The Australia Labor Party believes millions of people in Australia are being denied an opportunity to become part of the community through permanent migration.
- Labor Party accuses the federal government of promoting temporary migration.
- Net overseas migration is assumed to fall from 232,000 in 2018-19 to be 31,000 in 2020-21.
- There are millions of temporary migrants in Australia struggling for a permanent visa.
Shadow Minister for Home Affairs, Senator Kristina Keneally told multicultural media at a virtual press conference that the ability to settle permanently in Australia, to become part of the Australian story and to contribute in the next chapter of the story is something that has been denied to the millions of temporary migrants who are currently in Australia, who have little or no pathway to permanency.
"Scott Morrison looks Australian people in the eye and says he has capped migration, he has done no such thing."
He has put a cap on the number of permanent migrants. However, temporary migration has now scored historically high levels, and it's changing who we are as a nation.
Federal government, however, denies the allegations by the labour party.
Office of the Minister for Immigration Alan Tudge told SBS Hindi that three quarters of temporary visa holders with work rights in Australia are New Zealanders, international students or working holiday makers.
"Last year a record 204,000 migrants became Australian citizens, meaning they pledged to become part of our nation and our people and to uphold our values," an email-response reads.
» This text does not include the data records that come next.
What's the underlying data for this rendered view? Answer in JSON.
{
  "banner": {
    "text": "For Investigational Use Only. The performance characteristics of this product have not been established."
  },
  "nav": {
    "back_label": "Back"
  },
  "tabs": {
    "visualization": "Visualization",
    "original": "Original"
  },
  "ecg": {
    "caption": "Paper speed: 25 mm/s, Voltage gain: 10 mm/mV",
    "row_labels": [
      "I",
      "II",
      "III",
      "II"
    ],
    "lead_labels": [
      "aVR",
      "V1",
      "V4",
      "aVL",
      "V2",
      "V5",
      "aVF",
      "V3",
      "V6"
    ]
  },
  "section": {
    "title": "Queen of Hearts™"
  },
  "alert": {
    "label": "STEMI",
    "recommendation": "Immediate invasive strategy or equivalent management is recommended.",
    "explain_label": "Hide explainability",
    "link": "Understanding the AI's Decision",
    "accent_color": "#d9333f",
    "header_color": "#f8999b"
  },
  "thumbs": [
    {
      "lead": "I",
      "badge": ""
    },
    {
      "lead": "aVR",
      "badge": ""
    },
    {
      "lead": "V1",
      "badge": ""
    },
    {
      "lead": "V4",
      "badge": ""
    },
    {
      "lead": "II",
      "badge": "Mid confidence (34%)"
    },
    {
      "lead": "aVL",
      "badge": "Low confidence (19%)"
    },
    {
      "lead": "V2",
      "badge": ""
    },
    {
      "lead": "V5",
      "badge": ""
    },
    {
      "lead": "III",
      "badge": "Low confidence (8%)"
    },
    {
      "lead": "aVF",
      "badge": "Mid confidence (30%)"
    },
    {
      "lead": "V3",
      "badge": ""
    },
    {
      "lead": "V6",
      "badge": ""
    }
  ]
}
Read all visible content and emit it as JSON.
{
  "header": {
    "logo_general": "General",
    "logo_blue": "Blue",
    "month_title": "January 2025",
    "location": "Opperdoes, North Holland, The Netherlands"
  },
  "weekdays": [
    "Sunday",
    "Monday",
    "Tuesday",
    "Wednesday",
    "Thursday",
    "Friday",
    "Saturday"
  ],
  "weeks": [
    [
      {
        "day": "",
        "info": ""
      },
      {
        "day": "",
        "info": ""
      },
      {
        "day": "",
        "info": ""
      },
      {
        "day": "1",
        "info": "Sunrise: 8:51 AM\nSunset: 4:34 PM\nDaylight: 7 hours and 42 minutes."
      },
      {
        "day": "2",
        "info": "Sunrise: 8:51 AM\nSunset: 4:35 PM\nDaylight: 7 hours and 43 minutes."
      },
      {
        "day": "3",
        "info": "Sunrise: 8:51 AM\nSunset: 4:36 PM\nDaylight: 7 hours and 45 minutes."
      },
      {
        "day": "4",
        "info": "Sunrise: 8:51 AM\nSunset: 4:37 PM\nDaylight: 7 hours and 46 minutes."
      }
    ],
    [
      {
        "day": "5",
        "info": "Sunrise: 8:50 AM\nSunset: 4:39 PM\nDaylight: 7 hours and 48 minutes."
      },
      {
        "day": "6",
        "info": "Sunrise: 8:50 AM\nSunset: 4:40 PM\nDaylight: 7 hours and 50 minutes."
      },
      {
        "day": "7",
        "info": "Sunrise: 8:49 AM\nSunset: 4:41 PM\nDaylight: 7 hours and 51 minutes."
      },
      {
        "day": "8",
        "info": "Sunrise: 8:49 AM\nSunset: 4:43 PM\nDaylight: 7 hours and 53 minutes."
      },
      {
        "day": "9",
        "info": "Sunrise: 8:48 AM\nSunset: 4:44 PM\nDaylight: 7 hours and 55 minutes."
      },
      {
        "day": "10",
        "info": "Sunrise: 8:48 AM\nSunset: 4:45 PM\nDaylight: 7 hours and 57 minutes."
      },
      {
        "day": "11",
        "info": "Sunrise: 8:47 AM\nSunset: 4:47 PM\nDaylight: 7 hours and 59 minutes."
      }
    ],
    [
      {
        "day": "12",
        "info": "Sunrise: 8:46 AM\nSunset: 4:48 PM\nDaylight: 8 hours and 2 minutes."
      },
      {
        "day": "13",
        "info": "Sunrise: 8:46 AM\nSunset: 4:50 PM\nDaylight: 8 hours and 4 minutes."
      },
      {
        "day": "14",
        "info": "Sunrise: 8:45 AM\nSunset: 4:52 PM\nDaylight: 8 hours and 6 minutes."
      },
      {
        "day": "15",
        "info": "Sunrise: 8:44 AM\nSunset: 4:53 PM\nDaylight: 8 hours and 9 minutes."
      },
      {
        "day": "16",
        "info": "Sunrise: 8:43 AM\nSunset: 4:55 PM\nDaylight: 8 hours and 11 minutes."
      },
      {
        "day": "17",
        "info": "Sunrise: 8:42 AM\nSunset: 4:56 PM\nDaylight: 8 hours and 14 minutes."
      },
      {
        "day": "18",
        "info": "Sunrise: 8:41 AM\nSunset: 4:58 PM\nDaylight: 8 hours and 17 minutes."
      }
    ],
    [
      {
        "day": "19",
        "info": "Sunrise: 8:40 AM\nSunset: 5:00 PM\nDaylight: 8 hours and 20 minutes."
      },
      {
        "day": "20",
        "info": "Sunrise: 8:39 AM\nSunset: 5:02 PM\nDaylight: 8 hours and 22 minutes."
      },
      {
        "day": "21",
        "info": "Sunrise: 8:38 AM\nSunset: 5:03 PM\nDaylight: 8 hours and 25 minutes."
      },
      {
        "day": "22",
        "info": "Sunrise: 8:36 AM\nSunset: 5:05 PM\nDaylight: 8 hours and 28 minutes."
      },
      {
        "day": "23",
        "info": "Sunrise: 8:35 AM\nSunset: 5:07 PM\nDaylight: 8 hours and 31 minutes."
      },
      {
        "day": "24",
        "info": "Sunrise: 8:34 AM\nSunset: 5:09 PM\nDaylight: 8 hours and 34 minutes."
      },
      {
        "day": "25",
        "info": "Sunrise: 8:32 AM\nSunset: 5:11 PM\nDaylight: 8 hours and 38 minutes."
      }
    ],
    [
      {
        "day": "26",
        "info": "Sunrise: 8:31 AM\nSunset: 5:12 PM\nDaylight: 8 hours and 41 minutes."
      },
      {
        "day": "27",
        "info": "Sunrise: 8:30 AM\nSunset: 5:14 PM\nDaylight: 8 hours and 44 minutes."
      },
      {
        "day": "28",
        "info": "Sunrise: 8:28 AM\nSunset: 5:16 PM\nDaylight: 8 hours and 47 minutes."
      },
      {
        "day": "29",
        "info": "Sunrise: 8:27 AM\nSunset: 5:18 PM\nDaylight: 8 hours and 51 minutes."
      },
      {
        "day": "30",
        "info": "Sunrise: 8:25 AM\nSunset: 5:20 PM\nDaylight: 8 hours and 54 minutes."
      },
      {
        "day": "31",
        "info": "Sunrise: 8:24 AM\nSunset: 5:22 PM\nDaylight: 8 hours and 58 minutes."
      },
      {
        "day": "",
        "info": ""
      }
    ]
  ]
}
It is estimated that Australia's net migration intake will be significantly lower in 2020-21 due to COVID-19 related travel bans.
Earlier this month, Treasurer Josh Frydenberg gave the federal government's economic update, revealing net overseas migration (NOM) is assumed to fall by a massive 80 per cent in 2020-21, compared to last financial year.
Net overseas migration 'is assumed to fall from 232,000 in 2018-19 to be 154,000 in 2019-20 and 31,000 in 2020-21,' stated the Fiscal Update.
Ms Keneally says the idea of Australia is a nation that has been built by the permanent migration and we are the most successful multicultural nation.
"Many multicultural communities will now that their family have come to Australia, to settle permanently, to send their children to school, to get an education, to join their local communities, to start doing business, to build careers," said Ms Keneally.
"When we talk about what our migration levels should be, we cannot just talk about in numbers; we need to talk about the composition and particularly whether or not we are becoming a guest-worker nation with an underclass the people who have very little ability to assert their rights or access the same services as other people in this trying community."
Federal Minister for Immigration has said in the past that Labor continues to be all over the shop on migration as Kristina Keneally desperately seeks attention.
"Migrants have been and will continue to be an important part of the Australian economy and our multicultural society," Acting Minister for Immigration, Citizenship, Migrant Services and Multicultural Affairs Alan Tudge had said earlier this year.
Mark Glazbrook, a registered migration agent based in Adelaide, explains actual permanent visa grants could be closer to 100,000 this year.
"With NOM anticipated to be around 31,000, it is likely that the permanent program will also be reduced from 160,000 or that the 160,000 total will be a soft target and actual permanent visa grants [could be] closer to 100,000," Mr Glazbrook said.
He says cutting down on immigration will adversely affect the economy, especially the businesses in regional Australia.
'Now is not the time to be reducing migration to Australia as there are many key and critical industry sectors that are unable to address current and future workforce needs," Mr Glazbrook told SBS Hindi.
According to Ms Keneally, that's never been the Australian way, and that's not the Australia we want to create and for this future.
"I make that point because the borders are shut right now, and soon Australia will have an opportunity to do something that it has never done before, which is restart migration programme from standing still."
"It's not just about a number. It is about the composition, about making sure that Australia remains the country that is built by permanent migration, not in an economy that is propped up by temporary migration," said Ms Keneally.